Scientists have identified two whales that washed up in New Zealand as members of the world's rarest species of whale — the never-before seen spade-toothed beaked whale.
The mother and calf reportedly stranded themselves on Opape Beach on New Zealand's North Island in 2010 but were only recently ID'd with DNA testing as spade-toothed beaked whales.
According to London's Daily Telegraph, the species — discovered in 1872 — had until now remained entirely hidden from human view.
The only sign that the creatures' continued existence in the 140 years since their bone fragments were found on a remote Pacific island was two partial skulls found in New Zealand in the 1950s and Chile in 1986, the Telegraph wrote.
The finding of the mother, 17 feet long, and 11-foot-long calf confirmed the species still existed.
A report describing the whales and the analysis of the whales' DNA appears in the Nov. 6 issue of the journal Current Biology.
Fox News cited a marine biologist at the University of Auckland in New Zealand, Rochelle Constantine, as saying:
"Up until now, all we have known about the spade-toothed beaked whale was from three partial skulls collected from New Zealand and Chile over a 140-year period. It is remarkable that we know almost nothing about such a large mammal. This is the first time this species has ever been seen as a complete specimen, and we were lucky enough to find two of them."
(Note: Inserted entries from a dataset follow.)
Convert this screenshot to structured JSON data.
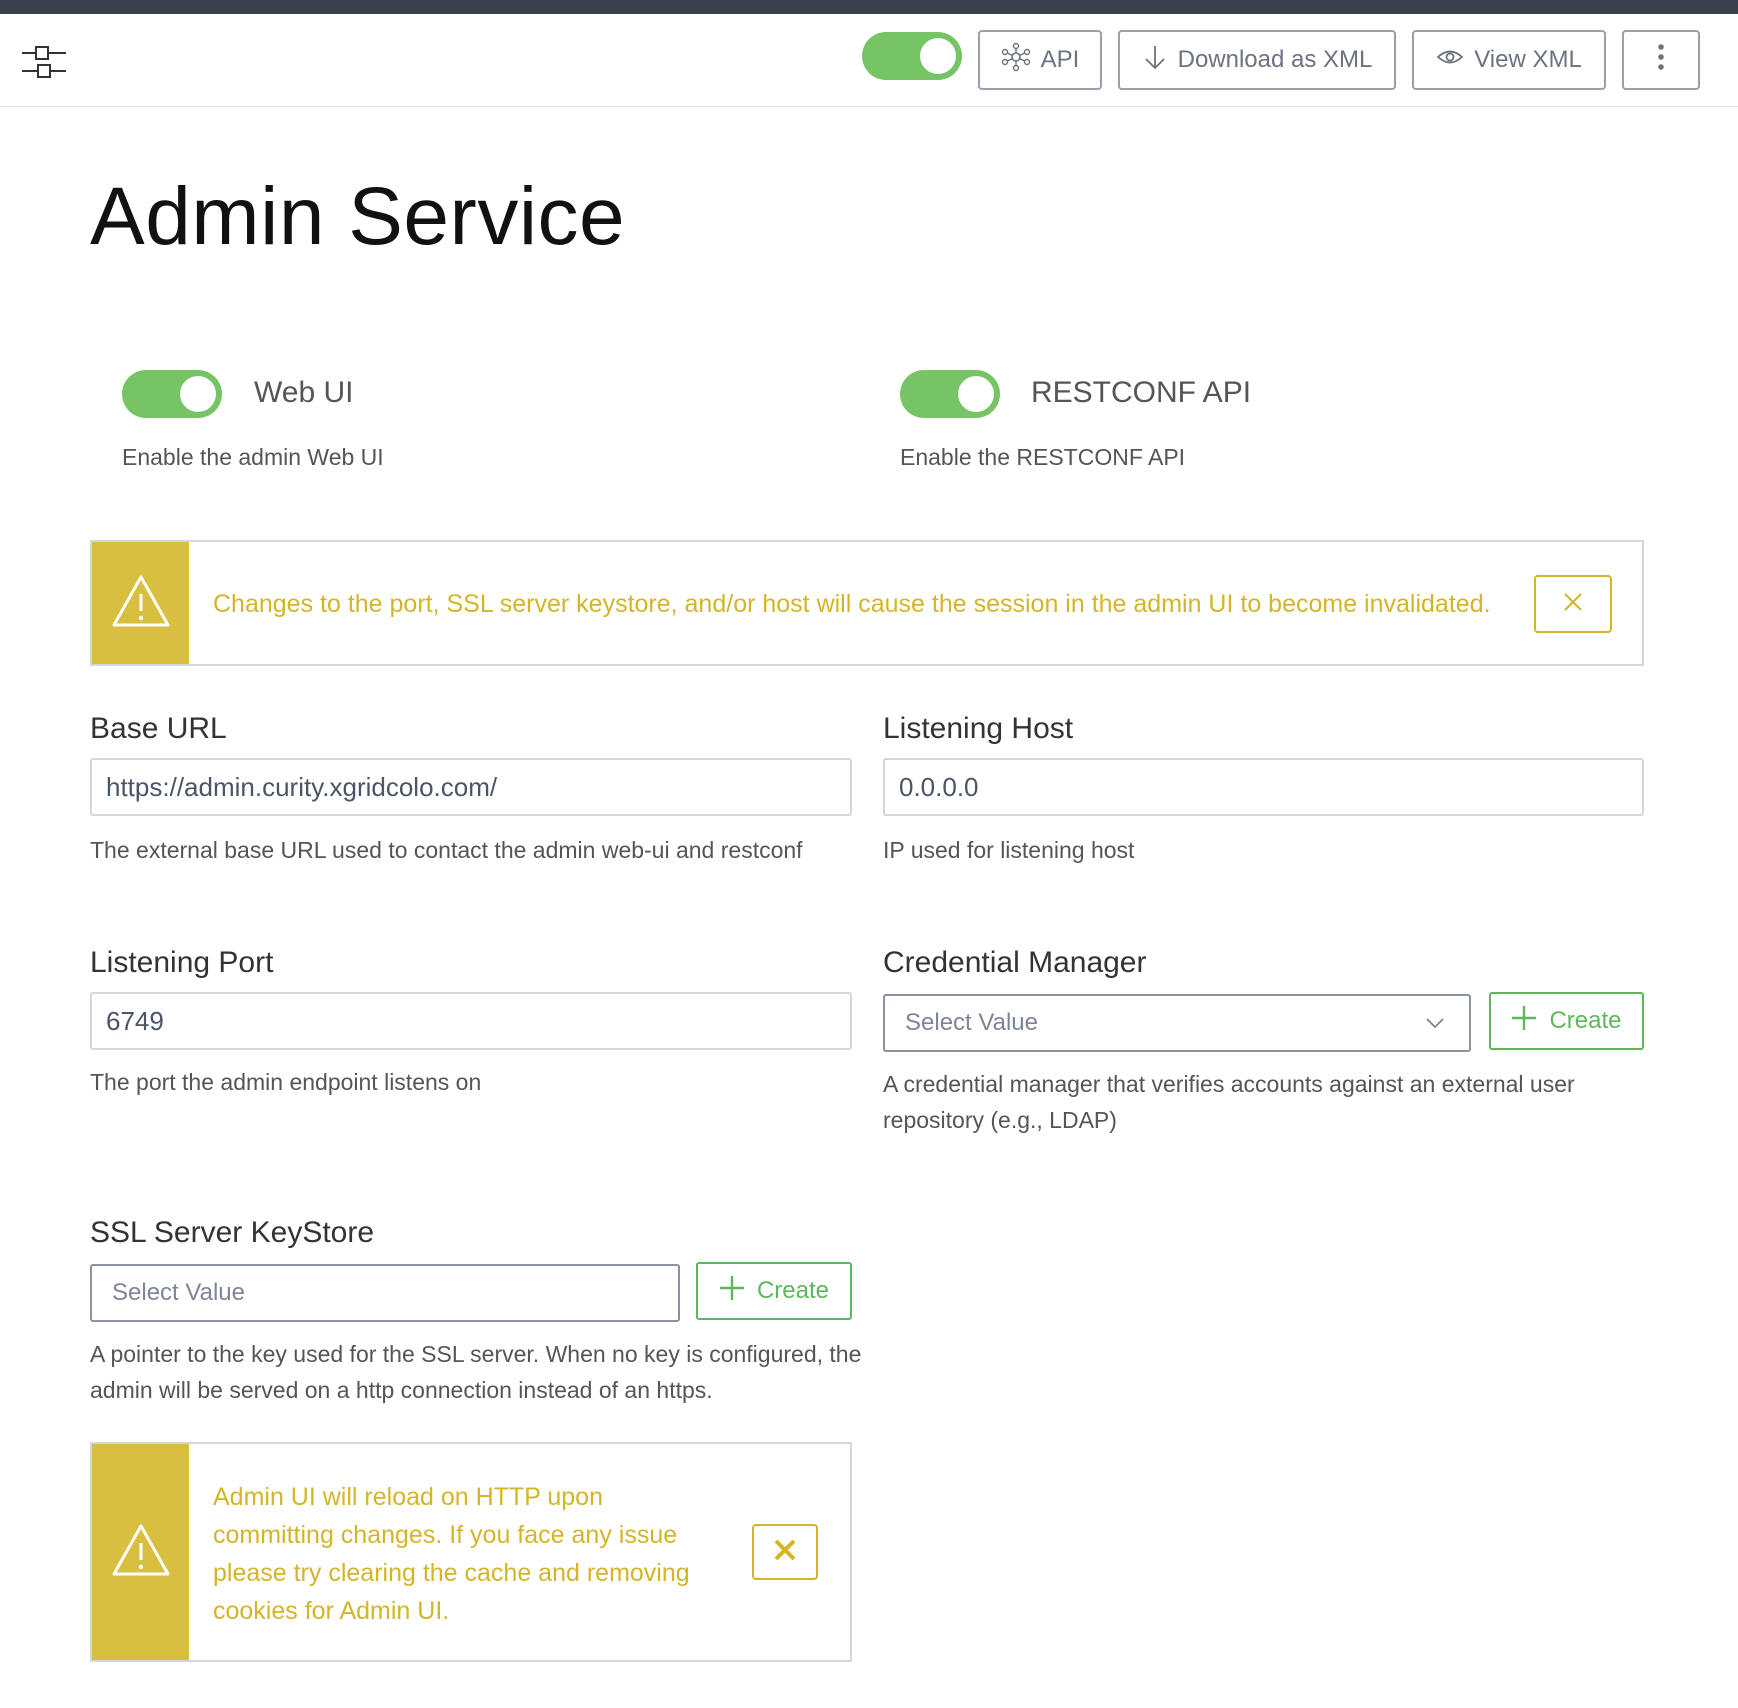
{
  "toolbar": {
    "api_label": "API",
    "download_label": "Download as XML",
    "view_label": "View XML"
  },
  "page": {
    "title": "Admin Service"
  },
  "switches": {
    "web_ui": {
      "label": "Web UI",
      "description": "Enable the admin Web UI",
      "enabled": true
    },
    "restconf": {
      "label": "RESTCONF API",
      "description": "Enable the RESTCONF API",
      "enabled": true
    }
  },
  "warning_top": {
    "message": "Changes to the port, SSL server keystore, and/or host will cause the session in the admin UI to become invalidated."
  },
  "fields": {
    "base_url": {
      "label": "Base URL",
      "value": "https://admin.curity.xgridcolo.com/",
      "hint": "The external base URL used to contact the admin web-ui and restconf"
    },
    "listening_host": {
      "label": "Listening Host",
      "value": "0.0.0.0",
      "hint": "IP used for listening host"
    },
    "listening_port": {
      "label": "Listening Port",
      "value": "6749",
      "hint": "The port the admin endpoint listens on"
    },
    "credential_manager": {
      "label": "Credential Manager",
      "placeholder": "Select Value",
      "create_label": "Create",
      "hint": "A credential manager that verifies accounts against an external user repository (e.g., LDAP)"
    },
    "ssl_keystore": {
      "label": "SSL Server KeyStore",
      "placeholder": "Select Value",
      "create_label": "Create",
      "hint": "A pointer to the key used for the SSL server. When no key is configured, the admin will be served on a http connection instead of an https."
    }
  },
  "warning_bottom": {
    "message": "Admin UI will reload on HTTP upon committing changes. If you face any issue please try clearing the cache and removing cookies for Admin UI."
  },
  "colors": {
    "toggle_on": "#76c466",
    "warning_bar": "#d8bf3f",
    "warning_text": "#d4b529",
    "create_green": "#5db85c",
    "top_strip": "#3a404e"
  }
}
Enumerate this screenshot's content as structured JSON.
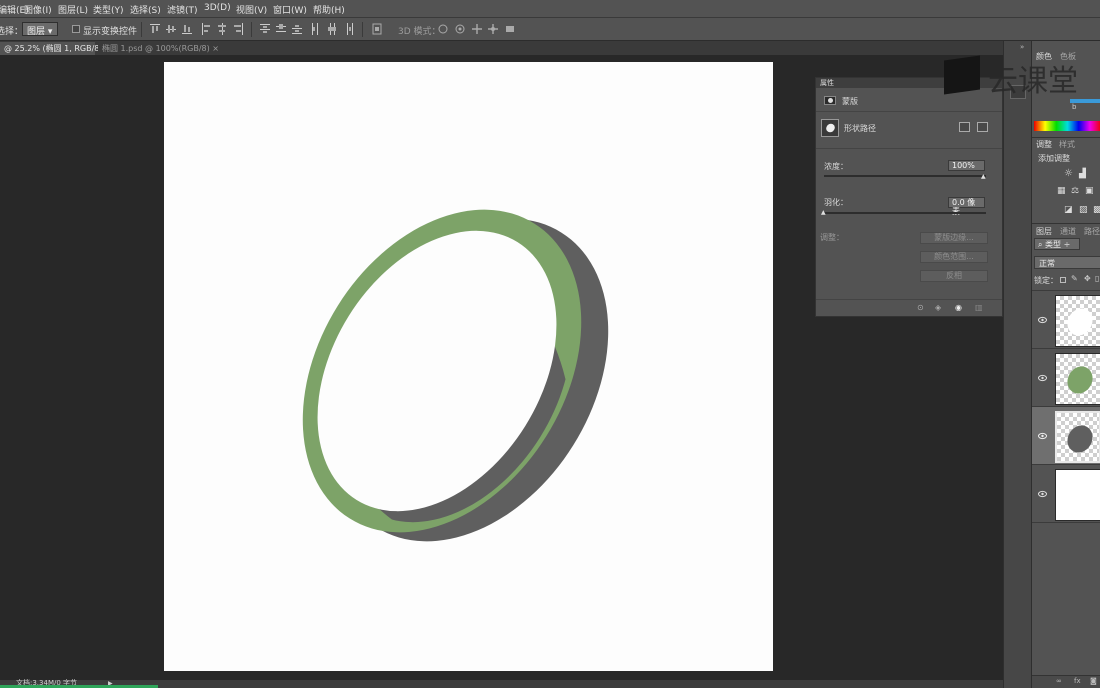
{
  "menubar": {
    "items": [
      "编辑(E)",
      "图像(I)",
      "图层(L)",
      "类型(Y)",
      "选择(S)",
      "滤镜(T)",
      "3D(D)",
      "视图(V)",
      "窗口(W)",
      "帮助(H)"
    ]
  },
  "options": {
    "select_label": "选择：",
    "select_value": "图层",
    "transform_checkbox_label": "显示变换控件",
    "mode_3d_label": "3D 模式："
  },
  "tabs": [
    {
      "label": "@ 25.2% (椭圆 1, RGB/8) *",
      "active": true
    },
    {
      "label": "椭圆 1.psd @ 100%(RGB/8)",
      "active": false
    }
  ],
  "properties_panel": {
    "title": "属性",
    "mask_label": "蒙版",
    "shape_label": "形状路径",
    "density_label": "浓度：",
    "density_value": "100%",
    "feather_label": "羽化：",
    "feather_value": "0.0 像素",
    "adjust_label": "调整：",
    "btn_mask_edge": "蒙版边缘...",
    "btn_color_range": "颜色范围...",
    "btn_invert": "反相"
  },
  "right_dock": {
    "color_tab": "颜色",
    "swatches_tab": "色板",
    "adjustments_tab": "调整",
    "styles_tab": "样式",
    "add_adjustment_label": "添加调整",
    "layers_tab": "图层",
    "channels_tab": "通道",
    "paths_tab": "路径",
    "kind_filter": "类型",
    "blend_mode": "正常",
    "lock_label": "锁定："
  },
  "canvas": {
    "ring_color": "#7da368",
    "shadow_color": "#5f5f5f",
    "background_color": "#fdfdfd"
  },
  "statusbar": {
    "doc_info": "文档:3.34M/0 字节"
  },
  "watermark": {
    "text": "云课堂"
  },
  "layers": [
    {
      "thumb": "white-ellipse"
    },
    {
      "thumb": "green-ellipse"
    },
    {
      "thumb": "gray-ellipse"
    },
    {
      "thumb": "white-fill"
    }
  ]
}
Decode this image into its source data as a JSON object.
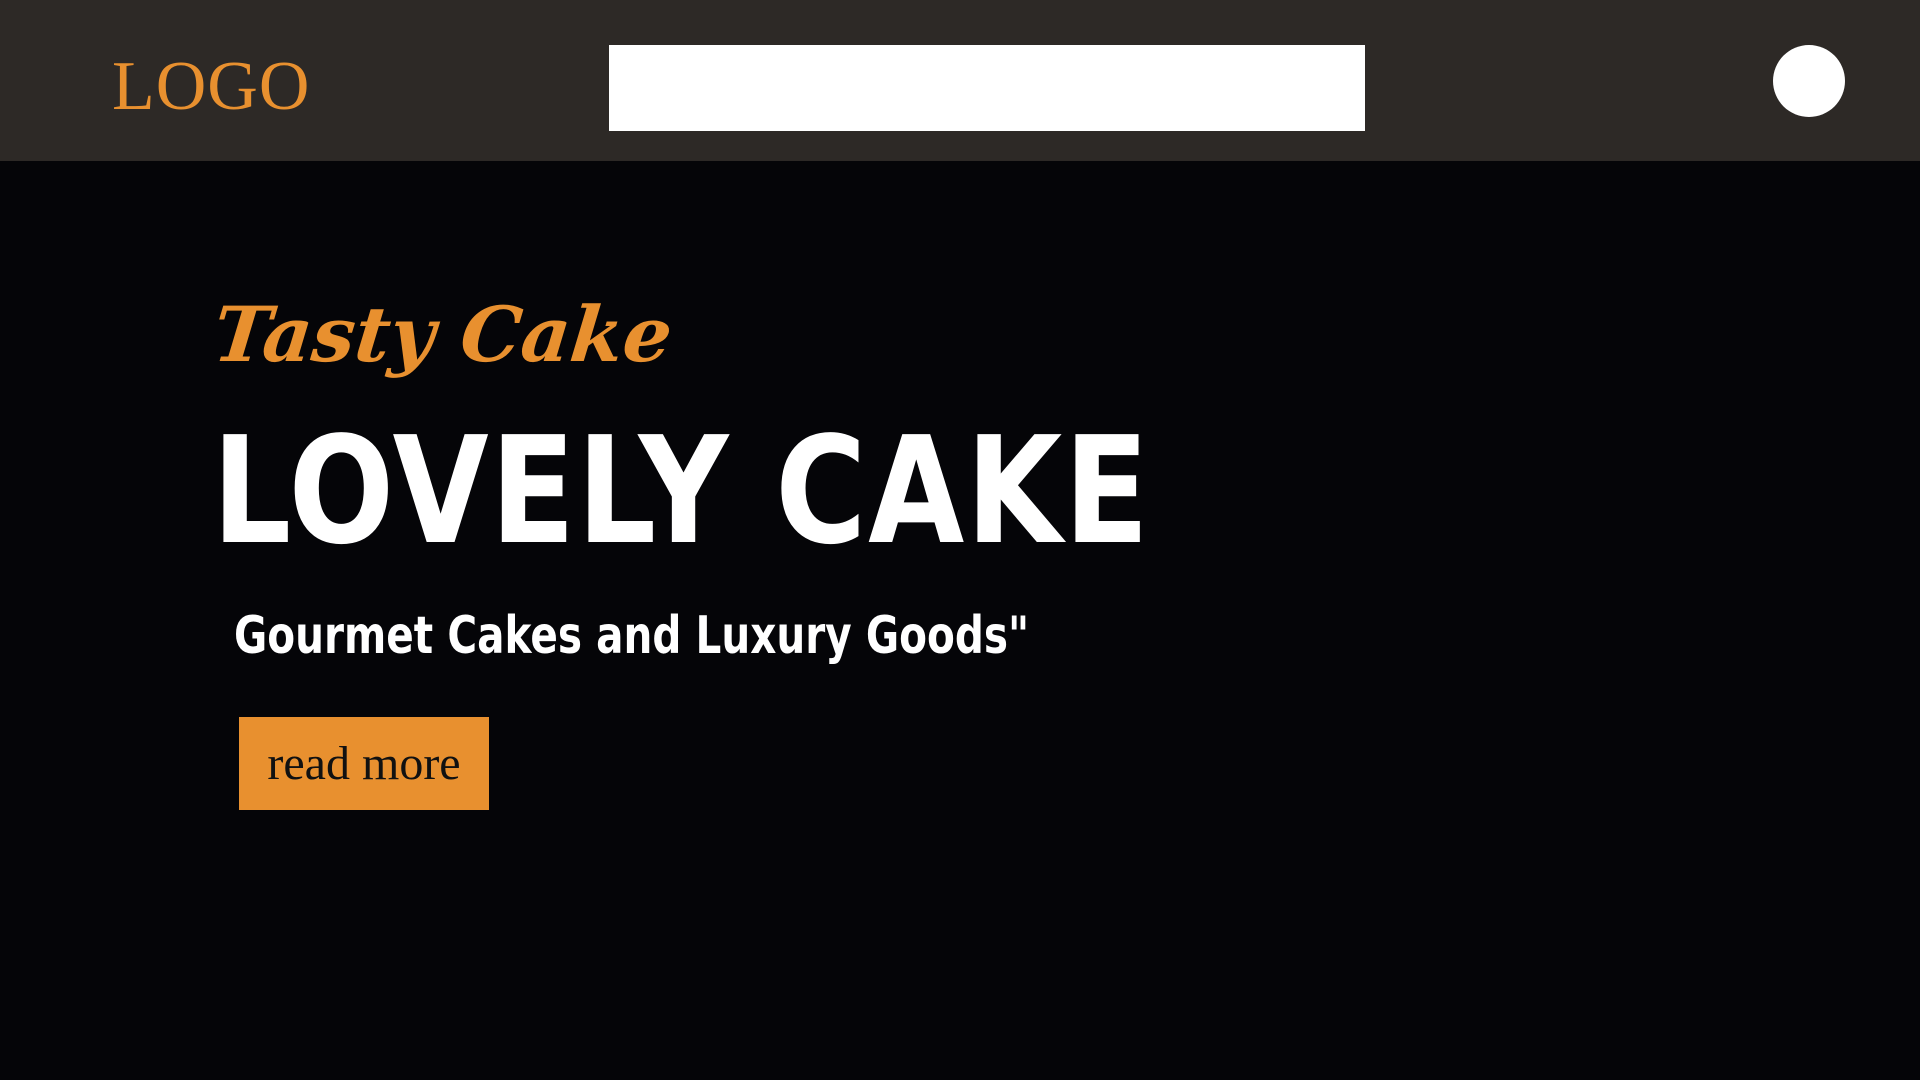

Constantine reportedly said scientists initially mis-identified the mammals as Gray's beaked whales, which often wash up on New Zealand beaches.